It is small business to point out inconsistencies, but a few of those in “Our Modern Music” might lead to confusion. For example, Copland wants American music performed more often but he overlooks many composers whose music has enjoyed the wide audience which he covets for his favorites. Then, while he defends music of a kind which only a select few enjoy, he relishes the fact that what he calls “the ‘big’ public” has at last taken Debussy to its arms. He admires Ives for writing individual music ostensibly for his own pleasure alone and adds, in what is probably a good diagnosis, that the faults in Ives are attributable to his lack of the three-dimensional experience which an audience provides. This is good, but further contradictions arise when he says that no one ever writes music purely for one’s own self-expression. Then elsewhere, switching back again, he defends one’s inalienable right to do so! In one breath he says that the composer is the crux of the whole music culture of any country; in another, he says that only the receptivity of audiences can make or break a musical culture. He minimizes the importance of our performing agencies, but when orchestras play contemporary music in New York, he frankly admits that they “aid considerably” in making it one of the principal music centers of the world.
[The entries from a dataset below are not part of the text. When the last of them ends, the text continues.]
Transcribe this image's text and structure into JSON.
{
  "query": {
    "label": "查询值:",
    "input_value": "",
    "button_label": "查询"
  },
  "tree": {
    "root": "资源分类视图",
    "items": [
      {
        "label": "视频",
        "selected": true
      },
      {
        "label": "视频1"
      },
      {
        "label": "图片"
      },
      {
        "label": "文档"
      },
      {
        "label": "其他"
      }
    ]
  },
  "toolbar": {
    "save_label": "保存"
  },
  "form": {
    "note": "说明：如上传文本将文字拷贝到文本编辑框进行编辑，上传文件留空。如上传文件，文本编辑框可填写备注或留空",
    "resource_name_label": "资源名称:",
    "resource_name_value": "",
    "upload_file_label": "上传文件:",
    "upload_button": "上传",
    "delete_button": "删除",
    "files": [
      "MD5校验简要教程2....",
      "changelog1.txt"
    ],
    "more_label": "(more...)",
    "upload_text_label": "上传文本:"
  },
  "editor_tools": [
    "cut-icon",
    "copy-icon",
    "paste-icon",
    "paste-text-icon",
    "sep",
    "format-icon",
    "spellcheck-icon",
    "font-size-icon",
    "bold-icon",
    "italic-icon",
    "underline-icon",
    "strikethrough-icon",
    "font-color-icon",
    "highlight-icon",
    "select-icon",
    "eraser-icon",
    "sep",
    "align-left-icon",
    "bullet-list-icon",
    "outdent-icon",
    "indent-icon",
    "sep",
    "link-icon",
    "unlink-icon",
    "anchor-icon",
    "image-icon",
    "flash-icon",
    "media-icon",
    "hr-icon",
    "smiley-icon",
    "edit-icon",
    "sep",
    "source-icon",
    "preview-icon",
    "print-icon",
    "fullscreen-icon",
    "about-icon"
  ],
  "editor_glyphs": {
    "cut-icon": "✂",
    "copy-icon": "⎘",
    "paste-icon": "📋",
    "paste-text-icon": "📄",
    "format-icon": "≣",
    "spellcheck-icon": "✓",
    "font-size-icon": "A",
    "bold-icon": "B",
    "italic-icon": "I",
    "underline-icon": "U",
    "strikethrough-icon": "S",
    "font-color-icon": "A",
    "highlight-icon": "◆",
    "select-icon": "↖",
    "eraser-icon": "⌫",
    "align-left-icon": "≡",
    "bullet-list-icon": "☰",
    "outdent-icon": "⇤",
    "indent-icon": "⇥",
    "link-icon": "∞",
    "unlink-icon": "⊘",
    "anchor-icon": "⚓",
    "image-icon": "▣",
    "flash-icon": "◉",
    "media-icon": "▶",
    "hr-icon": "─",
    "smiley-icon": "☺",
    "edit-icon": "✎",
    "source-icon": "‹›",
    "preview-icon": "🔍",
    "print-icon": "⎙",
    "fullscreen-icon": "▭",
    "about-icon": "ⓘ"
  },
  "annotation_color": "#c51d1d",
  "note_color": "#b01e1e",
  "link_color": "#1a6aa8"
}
The worst conflict in his aesthetic seems to arise from the current enthusiasm for the eighteenth century. He advocates the need for a return to the ideals of the baroque period, but his own inclinations are so fundamentally opposed to them that he shows no inclination to return to them himself. On the contrary, he proclaims that now is the time to write music for the masses and sees the radio as the natural avenue for reaching them, even for supporting the composer. This may be true, but is it not widely opposed to the creative spirit of the eighteenth century (so popular on the radio) when the most intimate kind of chamber music and even symphonies were written, usually for a small audience?
Confusion comes to a climax when one reads this in the preface: “After all, why should I or any other composer living in a time like ours write music that reflects some other period?” And later, concerning the creative urge of the composer: “He writes in order to say something of his own —to put down some expression of his own private personality.” This is hardly compatible with the ideals of the baroque period, which attached so little importance to “originality.” Let us compare Copland’s subjective aesthetic with a quotation from Lang: “Mozart is the greatest musico-dramatic genius of all times. This unique position he owes to a temperament which approached everything, every situation, and every human being with absolute objectivity. , , , Every situation and every individual appeared to him as music, his whole conception was purely aesthetic, and music was his language.”
If we are to pattern ourselves on classical standards— and in many ways we should—we must begin by identifying ourselves more closely with qualities of classical thought and feeling. Otherwise, for a composer to write music in order to “put down some expression of his own personality” will lead to little, least of all to the “big” public which Copland has in view. And incidentally, the big public was rarely a factor in eighteenth century music. Witness that inconspicuous first performance of the “Messiah” in Dublin or the virtual obscurity in which Bach produced one monumental masterpiece after another,
To read these two books together is to wish that there could somehow be a closer relationship between our composers and our musical scholars. Such a relationship need only be based on reciprocal trust and respect to be fruitful for both parties. This, and opportunity, encouragement, and even patronage are needed to further the development of music in this country. But neither press nor radio nor phonographs nor films nor power politics nor propaganda can help in more than a fugitive and external way.